[Supplied information Boundary: Start]

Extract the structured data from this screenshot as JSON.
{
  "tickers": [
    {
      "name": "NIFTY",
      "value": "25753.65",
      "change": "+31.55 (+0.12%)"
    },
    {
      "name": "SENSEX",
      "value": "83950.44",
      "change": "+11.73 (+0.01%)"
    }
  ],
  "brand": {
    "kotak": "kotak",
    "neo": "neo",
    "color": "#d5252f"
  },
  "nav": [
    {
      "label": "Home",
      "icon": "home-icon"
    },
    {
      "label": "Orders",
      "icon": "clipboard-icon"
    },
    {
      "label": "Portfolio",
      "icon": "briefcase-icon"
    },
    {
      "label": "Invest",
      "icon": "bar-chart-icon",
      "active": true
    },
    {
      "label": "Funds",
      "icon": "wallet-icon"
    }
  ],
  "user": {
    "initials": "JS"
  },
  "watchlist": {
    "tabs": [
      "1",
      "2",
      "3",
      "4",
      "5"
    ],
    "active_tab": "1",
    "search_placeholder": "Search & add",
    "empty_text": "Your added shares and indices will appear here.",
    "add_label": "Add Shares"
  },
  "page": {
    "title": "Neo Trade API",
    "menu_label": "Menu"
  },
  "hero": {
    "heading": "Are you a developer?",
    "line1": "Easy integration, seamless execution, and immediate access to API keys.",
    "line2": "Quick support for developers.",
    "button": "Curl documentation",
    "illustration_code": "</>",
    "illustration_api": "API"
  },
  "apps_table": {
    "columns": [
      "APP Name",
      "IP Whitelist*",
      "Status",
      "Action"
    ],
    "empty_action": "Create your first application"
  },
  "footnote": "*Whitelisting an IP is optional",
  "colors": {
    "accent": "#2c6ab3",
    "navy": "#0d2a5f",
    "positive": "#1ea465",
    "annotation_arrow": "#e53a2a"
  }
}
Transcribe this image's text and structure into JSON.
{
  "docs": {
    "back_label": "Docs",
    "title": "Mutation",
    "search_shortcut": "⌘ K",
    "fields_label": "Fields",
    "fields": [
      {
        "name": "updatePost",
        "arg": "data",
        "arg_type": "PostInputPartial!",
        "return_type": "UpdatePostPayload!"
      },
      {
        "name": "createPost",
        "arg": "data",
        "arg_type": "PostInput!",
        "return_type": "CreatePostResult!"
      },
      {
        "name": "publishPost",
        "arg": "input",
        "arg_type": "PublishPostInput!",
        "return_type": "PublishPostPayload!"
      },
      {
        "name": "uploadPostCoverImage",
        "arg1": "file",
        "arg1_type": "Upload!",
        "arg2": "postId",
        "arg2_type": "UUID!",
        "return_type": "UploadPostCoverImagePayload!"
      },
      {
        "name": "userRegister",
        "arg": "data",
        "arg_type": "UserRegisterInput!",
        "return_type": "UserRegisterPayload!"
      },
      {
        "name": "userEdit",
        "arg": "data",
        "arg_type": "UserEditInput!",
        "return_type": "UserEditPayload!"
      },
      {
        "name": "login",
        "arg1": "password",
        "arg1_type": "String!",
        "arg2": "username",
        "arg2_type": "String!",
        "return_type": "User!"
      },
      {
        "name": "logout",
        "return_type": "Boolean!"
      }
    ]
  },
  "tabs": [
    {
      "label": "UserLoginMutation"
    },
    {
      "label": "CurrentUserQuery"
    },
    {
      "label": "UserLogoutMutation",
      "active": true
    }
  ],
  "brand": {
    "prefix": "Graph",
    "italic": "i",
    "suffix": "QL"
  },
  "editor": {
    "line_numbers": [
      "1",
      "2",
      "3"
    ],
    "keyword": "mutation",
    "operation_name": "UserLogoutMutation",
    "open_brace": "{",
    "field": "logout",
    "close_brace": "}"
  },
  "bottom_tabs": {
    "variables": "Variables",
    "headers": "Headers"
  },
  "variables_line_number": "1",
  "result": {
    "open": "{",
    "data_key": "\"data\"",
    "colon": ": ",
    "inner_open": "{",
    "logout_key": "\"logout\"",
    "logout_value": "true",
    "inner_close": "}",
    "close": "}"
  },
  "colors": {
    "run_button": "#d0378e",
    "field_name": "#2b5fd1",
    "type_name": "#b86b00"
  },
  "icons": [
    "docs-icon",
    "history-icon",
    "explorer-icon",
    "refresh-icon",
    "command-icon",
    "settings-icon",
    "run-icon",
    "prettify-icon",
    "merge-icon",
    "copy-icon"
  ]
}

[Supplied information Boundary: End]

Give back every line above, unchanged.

Problem solution →
Extract the structured data from this screenshot as JSON.
{
  "tickers": [
    {
      "name": "NIFTY",
      "value": "25753.65",
      "change": "+31.55 (+0.12%)"
    },
    {
      "name": "SENSEX",
      "value": "83950.44",
      "change": "+11.73 (+0.01%)"
    }
  ],
  "brand": {
    "kotak": "kotak",
    "neo": "neo",
    "color": "#d5252f"
  },
  "nav": [
    {
      "label": "Home",
      "icon": "home-icon"
    },
    {
      "label": "Orders",
      "icon": "clipboard-icon"
    },
    {
      "label": "Portfolio",
      "icon": "briefcase-icon"
    },
    {
      "label": "Invest",
      "icon": "bar-chart-icon",
      "active": true
    },
    {
      "label": "Funds",
      "icon": "wallet-icon"
    }
  ],
  "user": {
    "initials": "JS"
  },
  "watchlist": {
    "tabs": [
      "1",
      "2",
      "3",
      "4",
      "5"
    ],
    "active_tab": "1",
    "search_placeholder": "Search & add",
    "empty_text": "Your added shares and indices will appear here.",
    "add_label": "Add Shares"
  },
  "page": {
    "title": "Neo Trade API",
    "menu_label": "Menu"
  },
  "hero": {
    "heading": "Are you a developer?",
    "line1": "Easy integration, seamless execution, and immediate access to API keys.",
    "line2": "Quick support for developers.",
    "button": "Curl documentation",
    "illustration_code": "</>",
    "illustration_api": "API"
  },
  "apps_table": {
    "columns": [
      "APP Name",
      "IP Whitelist*",
      "Status",
      "Action"
    ],
    "empty_action": "Create your first application"
  },
  "footnote": "*Whitelisting an IP is optional",
  "colors": {
    "accent": "#2c6ab3",
    "navy": "#0d2a5f",
    "positive": "#1ea465",
    "annotation_arrow": "#e53a2a"
  }
}
Transcribe this image's text and structure into JSON.
{
  "docs": {
    "back_label": "Docs",
    "title": "Mutation",
    "search_shortcut": "⌘ K",
    "fields_label": "Fields",
    "fields": [
      {
        "name": "updatePost",
        "arg": "data",
        "arg_type": "PostInputPartial!",
        "return_type": "UpdatePostPayload!"
      },
      {
        "name": "createPost",
        "arg": "data",
        "arg_type": "PostInput!",
        "return_type": "CreatePostResult!"
      },
      {
        "name": "publishPost",
        "arg": "input",
        "arg_type": "PublishPostInput!",
        "return_type": "PublishPostPayload!"
      },
      {
        "name": "uploadPostCoverImage",
        "arg1": "file",
        "arg1_type": "Upload!",
        "arg2": "postId",
        "arg2_type": "UUID!",
        "return_type": "UploadPostCoverImagePayload!"
      },
      {
        "name": "userRegister",
        "arg": "data",
        "arg_type": "UserRegisterInput!",
        "return_type": "UserRegisterPayload!"
      },
      {
        "name": "userEdit",
        "arg": "data",
        "arg_type": "UserEditInput!",
        "return_type": "UserEditPayload!"
      },
      {
        "name": "login",
        "arg1": "password",
        "arg1_type": "String!",
        "arg2": "username",
        "arg2_type": "String!",
        "return_type": "User!"
      },
      {
        "name": "logout",
        "return_type": "Boolean!"
      }
    ]
  },
  "tabs": [
    {
      "label": "UserLoginMutation"
    },
    {
      "label": "CurrentUserQuery"
    },
    {
      "label": "UserLogoutMutation",
      "active": true
    }
  ],
  "brand": {
    "prefix": "Graph",
    "italic": "i",
    "suffix": "QL"
  },
  "editor": {
    "line_numbers": [
      "1",
      "2",
      "3"
    ],
    "keyword": "mutation",
    "operation_name": "UserLogoutMutation",
    "open_brace": "{",
    "field": "logout",
    "close_brace": "}"
  },
  "bottom_tabs": {
    "variables": "Variables",
    "headers": "Headers"
  },
  "variables_line_number": "1",
  "result": {
    "open": "{",
    "data_key": "\"data\"",
    "colon": ": ",
    "inner_open": "{",
    "logout_key": "\"logout\"",
    "logout_value": "true",
    "inner_close": "}",
    "close": "}"
  },
  "colors": {
    "run_button": "#d0378e",
    "field_name": "#2b5fd1",
    "type_name": "#b86b00"
  },
  "icons": [
    "docs-icon",
    "history-icon",
    "explorer-icon",
    "refresh-icon",
    "command-icon",
    "settings-icon",
    "run-icon",
    "prettify-icon",
    "merge-icon",
    "copy-icon"
  ]
}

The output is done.